-- The records follows --

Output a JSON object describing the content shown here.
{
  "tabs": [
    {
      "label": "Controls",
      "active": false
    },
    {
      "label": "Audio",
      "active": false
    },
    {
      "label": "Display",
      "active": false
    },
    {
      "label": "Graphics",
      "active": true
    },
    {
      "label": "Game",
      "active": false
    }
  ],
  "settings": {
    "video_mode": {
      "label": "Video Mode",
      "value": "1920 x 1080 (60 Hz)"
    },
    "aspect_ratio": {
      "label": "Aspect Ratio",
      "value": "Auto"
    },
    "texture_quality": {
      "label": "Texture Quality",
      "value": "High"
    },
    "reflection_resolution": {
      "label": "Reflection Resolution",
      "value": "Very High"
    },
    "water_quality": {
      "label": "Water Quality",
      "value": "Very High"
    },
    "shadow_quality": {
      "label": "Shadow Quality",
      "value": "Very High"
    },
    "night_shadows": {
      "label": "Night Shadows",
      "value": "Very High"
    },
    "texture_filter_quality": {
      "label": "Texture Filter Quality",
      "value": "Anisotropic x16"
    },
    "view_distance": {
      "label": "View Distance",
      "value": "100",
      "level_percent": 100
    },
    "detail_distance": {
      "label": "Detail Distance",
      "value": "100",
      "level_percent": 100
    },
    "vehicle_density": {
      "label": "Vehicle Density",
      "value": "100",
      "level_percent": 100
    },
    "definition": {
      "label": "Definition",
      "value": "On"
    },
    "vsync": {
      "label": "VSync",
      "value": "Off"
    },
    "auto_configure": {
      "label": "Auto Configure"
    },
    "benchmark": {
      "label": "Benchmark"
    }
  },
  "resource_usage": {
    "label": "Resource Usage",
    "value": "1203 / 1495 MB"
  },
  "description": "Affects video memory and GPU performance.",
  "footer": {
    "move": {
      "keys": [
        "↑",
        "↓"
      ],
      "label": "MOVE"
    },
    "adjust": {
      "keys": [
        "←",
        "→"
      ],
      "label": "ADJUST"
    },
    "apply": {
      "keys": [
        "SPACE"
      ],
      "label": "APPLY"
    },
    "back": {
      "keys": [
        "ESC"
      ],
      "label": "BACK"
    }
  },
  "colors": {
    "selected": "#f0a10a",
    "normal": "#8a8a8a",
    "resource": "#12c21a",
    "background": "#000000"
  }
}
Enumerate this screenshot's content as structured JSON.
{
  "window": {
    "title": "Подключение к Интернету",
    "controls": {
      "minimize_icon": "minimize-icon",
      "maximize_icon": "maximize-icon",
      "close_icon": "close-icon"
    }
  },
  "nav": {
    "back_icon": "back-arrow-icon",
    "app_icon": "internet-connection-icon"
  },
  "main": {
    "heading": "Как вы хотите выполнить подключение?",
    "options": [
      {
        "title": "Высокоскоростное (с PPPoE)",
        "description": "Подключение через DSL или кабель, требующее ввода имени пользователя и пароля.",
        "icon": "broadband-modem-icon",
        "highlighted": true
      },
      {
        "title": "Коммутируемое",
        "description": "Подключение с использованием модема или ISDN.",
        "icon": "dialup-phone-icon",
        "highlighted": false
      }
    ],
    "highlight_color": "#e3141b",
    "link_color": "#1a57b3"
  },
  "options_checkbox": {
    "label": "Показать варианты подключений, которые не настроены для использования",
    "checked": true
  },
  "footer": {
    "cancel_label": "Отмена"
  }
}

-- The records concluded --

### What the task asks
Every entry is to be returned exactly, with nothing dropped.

### Solution for this task
Output a JSON object describing the content shown here.
{
  "tabs": [
    {
      "label": "Controls",
      "active": false
    },
    {
      "label": "Audio",
      "active": false
    },
    {
      "label": "Display",
      "active": false
    },
    {
      "label": "Graphics",
      "active": true
    },
    {
      "label": "Game",
      "active": false
    }
  ],
  "settings": {
    "video_mode": {
      "label": "Video Mode",
      "value": "1920 x 1080 (60 Hz)"
    },
    "aspect_ratio": {
      "label": "Aspect Ratio",
      "value": "Auto"
    },
    "texture_quality": {
      "label": "Texture Quality",
      "value": "High"
    },
    "reflection_resolution": {
      "label": "Reflection Resolution",
      "value": "Very High"
    },
    "water_quality": {
      "label": "Water Quality",
      "value": "Very High"
    },
    "shadow_quality": {
      "label": "Shadow Quality",
      "value": "Very High"
    },
    "night_shadows": {
      "label": "Night Shadows",
      "value": "Very High"
    },
    "texture_filter_quality": {
      "label": "Texture Filter Quality",
      "value": "Anisotropic x16"
    },
    "view_distance": {
      "label": "View Distance",
      "value": "100",
      "level_percent": 100
    },
    "detail_distance": {
      "label": "Detail Distance",
      "value": "100",
      "level_percent": 100
    },
    "vehicle_density": {
      "label": "Vehicle Density",
      "value": "100",
      "level_percent": 100
    },
    "definition": {
      "label": "Definition",
      "value": "On"
    },
    "vsync": {
      "label": "VSync",
      "value": "Off"
    },
    "auto_configure": {
      "label": "Auto Configure"
    },
    "benchmark": {
      "label": "Benchmark"
    }
  },
  "resource_usage": {
    "label": "Resource Usage",
    "value": "1203 / 1495 MB"
  },
  "description": "Affects video memory and GPU performance.",
  "footer": {
    "move": {
      "keys": [
        "↑",
        "↓"
      ],
      "label": "MOVE"
    },
    "adjust": {
      "keys": [
        "←",
        "→"
      ],
      "label": "ADJUST"
    },
    "apply": {
      "keys": [
        "SPACE"
      ],
      "label": "APPLY"
    },
    "back": {
      "keys": [
        "ESC"
      ],
      "label": "BACK"
    }
  },
  "colors": {
    "selected": "#f0a10a",
    "normal": "#8a8a8a",
    "resource": "#12c21a",
    "background": "#000000"
  }
}
Enumerate this screenshot's content as structured JSON.
{
  "window": {
    "title": "Подключение к Интернету",
    "controls": {
      "minimize_icon": "minimize-icon",
      "maximize_icon": "maximize-icon",
      "close_icon": "close-icon"
    }
  },
  "nav": {
    "back_icon": "back-arrow-icon",
    "app_icon": "internet-connection-icon"
  },
  "main": {
    "heading": "Как вы хотите выполнить подключение?",
    "options": [
      {
        "title": "Высокоскоростное (с PPPoE)",
        "description": "Подключение через DSL или кабель, требующее ввода имени пользователя и пароля.",
        "icon": "broadband-modem-icon",
        "highlighted": true
      },
      {
        "title": "Коммутируемое",
        "description": "Подключение с использованием модема или ISDN.",
        "icon": "dialup-phone-icon",
        "highlighted": false
      }
    ],
    "highlight_color": "#e3141b",
    "link_color": "#1a57b3"
  },
  "options_checkbox": {
    "label": "Показать варианты подключений, которые не настроены для использования",
    "checked": true
  },
  "footer": {
    "cancel_label": "Отмена"
  }
}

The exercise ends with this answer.